DATA EXCERPTS:
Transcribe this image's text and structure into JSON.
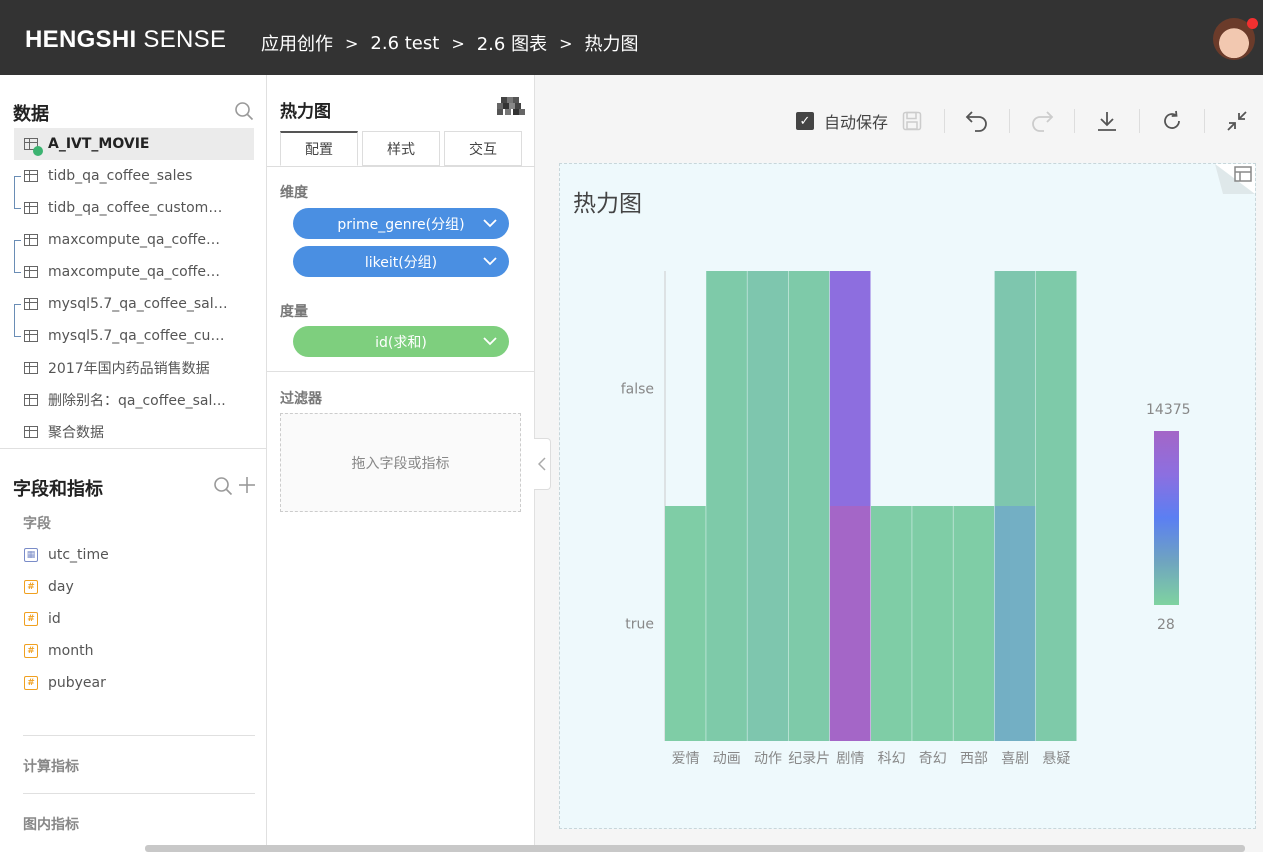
{
  "header": {
    "logo_bold": "HENGSHI",
    "logo_rest": " SENSE",
    "breadcrumb": [
      "应用创作",
      "2.6 test",
      "2.6 图表",
      "热力图"
    ],
    "breadcrumb_sep": ">"
  },
  "data_panel": {
    "title": "数据",
    "datasets": [
      {
        "label": "A_IVT_MOVIE",
        "selected": true
      },
      {
        "label": "tidb_qa_coffee_sales"
      },
      {
        "label": "tidb_qa_coffee_custome..."
      },
      {
        "label": "maxcompute_qa_coffee_..."
      },
      {
        "label": "maxcompute_qa_coffee_..."
      },
      {
        "label": "mysql5.7_qa_coffee_sales"
      },
      {
        "label": "mysql5.7_qa_coffee_cust..."
      },
      {
        "label": "2017年国内药品销售数据"
      },
      {
        "label": "删除别名：qa_coffee_sal..."
      },
      {
        "label": "聚合数据"
      }
    ]
  },
  "fields_panel": {
    "title": "字段和指标",
    "fields_label": "字段",
    "fields": [
      {
        "label": "utc_time",
        "type": "date"
      },
      {
        "label": "day",
        "type": "number"
      },
      {
        "label": "id",
        "type": "number"
      },
      {
        "label": "month",
        "type": "number"
      },
      {
        "label": "pubyear",
        "type": "number"
      }
    ],
    "calc_label": "计算指标",
    "inchart_label": "图内指标"
  },
  "config_panel": {
    "title": "热力图",
    "tabs": [
      "配置",
      "样式",
      "交互"
    ],
    "dimension_label": "维度",
    "dimensions": [
      "prime_genre(分组)",
      "likeit(分组)"
    ],
    "measure_label": "度量",
    "measures": [
      "id(求和)"
    ],
    "filter_label": "过滤器",
    "filter_placeholder": "拖入字段或指标"
  },
  "toolbar": {
    "autosave_label": "自动保存",
    "autosave_checked": true
  },
  "chart_data": {
    "type": "heatmap",
    "title": "热力图",
    "x_categories": [
      "爱情",
      "动画",
      "动作",
      "纪录片",
      "剧情",
      "科幻",
      "奇幻",
      "西部",
      "喜剧",
      "悬疑"
    ],
    "y_categories": [
      "false",
      "true"
    ],
    "value_range": [
      28,
      14375
    ],
    "legend_max": "14375",
    "legend_min": "28",
    "cells": [
      {
        "x": "动画",
        "y": "false",
        "value": 1500
      },
      {
        "x": "动作",
        "y": "false",
        "value": 2300
      },
      {
        "x": "纪录片",
        "y": "false",
        "value": 1500
      },
      {
        "x": "剧情",
        "y": "false",
        "value": 11000
      },
      {
        "x": "喜剧",
        "y": "false",
        "value": 2300
      },
      {
        "x": "悬疑",
        "y": "false",
        "value": 1500
      },
      {
        "x": "爱情",
        "y": "true",
        "value": 1000
      },
      {
        "x": "动画",
        "y": "true",
        "value": 1500
      },
      {
        "x": "动作",
        "y": "true",
        "value": 2300
      },
      {
        "x": "纪录片",
        "y": "true",
        "value": 1500
      },
      {
        "x": "剧情",
        "y": "true",
        "value": 14375
      },
      {
        "x": "科幻",
        "y": "true",
        "value": 1000
      },
      {
        "x": "奇幻",
        "y": "true",
        "value": 1000
      },
      {
        "x": "西部",
        "y": "true",
        "value": 1000
      },
      {
        "x": "喜剧",
        "y": "true",
        "value": 4000
      },
      {
        "x": "悬疑",
        "y": "true",
        "value": 1500
      }
    ],
    "colors": {
      "low": "#7fd3a0",
      "mid": "#5b7ff2",
      "high": "#a466c7",
      "background": "#eef9fc"
    }
  }
}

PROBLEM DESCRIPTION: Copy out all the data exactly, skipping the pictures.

WORKED SOLUTION:
Transcribe this image's text and structure into JSON.
{
  "header": {
    "logo_bold": "HENGSHI",
    "logo_rest": " SENSE",
    "breadcrumb": [
      "应用创作",
      "2.6 test",
      "2.6 图表",
      "热力图"
    ],
    "breadcrumb_sep": ">"
  },
  "data_panel": {
    "title": "数据",
    "datasets": [
      {
        "label": "A_IVT_MOVIE",
        "selected": true
      },
      {
        "label": "tidb_qa_coffee_sales"
      },
      {
        "label": "tidb_qa_coffee_custome..."
      },
      {
        "label": "maxcompute_qa_coffee_..."
      },
      {
        "label": "maxcompute_qa_coffee_..."
      },
      {
        "label": "mysql5.7_qa_coffee_sales"
      },
      {
        "label": "mysql5.7_qa_coffee_cust..."
      },
      {
        "label": "2017年国内药品销售数据"
      },
      {
        "label": "删除别名：qa_coffee_sal..."
      },
      {
        "label": "聚合数据"
      }
    ]
  },
  "fields_panel": {
    "title": "字段和指标",
    "fields_label": "字段",
    "fields": [
      {
        "label": "utc_time",
        "type": "date"
      },
      {
        "label": "day",
        "type": "number"
      },
      {
        "label": "id",
        "type": "number"
      },
      {
        "label": "month",
        "type": "number"
      },
      {
        "label": "pubyear",
        "type": "number"
      }
    ],
    "calc_label": "计算指标",
    "inchart_label": "图内指标"
  },
  "config_panel": {
    "title": "热力图",
    "tabs": [
      "配置",
      "样式",
      "交互"
    ],
    "dimension_label": "维度",
    "dimensions": [
      "prime_genre(分组)",
      "likeit(分组)"
    ],
    "measure_label": "度量",
    "measures": [
      "id(求和)"
    ],
    "filter_label": "过滤器",
    "filter_placeholder": "拖入字段或指标"
  },
  "toolbar": {
    "autosave_label": "自动保存",
    "autosave_checked": true
  },
  "chart_data": {
    "type": "heatmap",
    "title": "热力图",
    "x_categories": [
      "爱情",
      "动画",
      "动作",
      "纪录片",
      "剧情",
      "科幻",
      "奇幻",
      "西部",
      "喜剧",
      "悬疑"
    ],
    "y_categories": [
      "false",
      "true"
    ],
    "value_range": [
      28,
      14375
    ],
    "legend_max": "14375",
    "legend_min": "28",
    "cells": [
      {
        "x": "动画",
        "y": "false",
        "value": 1500
      },
      {
        "x": "动作",
        "y": "false",
        "value": 2300
      },
      {
        "x": "纪录片",
        "y": "false",
        "value": 1500
      },
      {
        "x": "剧情",
        "y": "false",
        "value": 11000
      },
      {
        "x": "喜剧",
        "y": "false",
        "value": 2300
      },
      {
        "x": "悬疑",
        "y": "false",
        "value": 1500
      },
      {
        "x": "爱情",
        "y": "true",
        "value": 1000
      },
      {
        "x": "动画",
        "y": "true",
        "value": 1500
      },
      {
        "x": "动作",
        "y": "true",
        "value": 2300
      },
      {
        "x": "纪录片",
        "y": "true",
        "value": 1500
      },
      {
        "x": "剧情",
        "y": "true",
        "value": 14375
      },
      {
        "x": "科幻",
        "y": "true",
        "value": 1000
      },
      {
        "x": "奇幻",
        "y": "true",
        "value": 1000
      },
      {
        "x": "西部",
        "y": "true",
        "value": 1000
      },
      {
        "x": "喜剧",
        "y": "true",
        "value": 4000
      },
      {
        "x": "悬疑",
        "y": "true",
        "value": 1500
      }
    ],
    "colors": {
      "low": "#7fd3a0",
      "mid": "#5b7ff2",
      "high": "#a466c7",
      "background": "#eef9fc"
    }
  }
}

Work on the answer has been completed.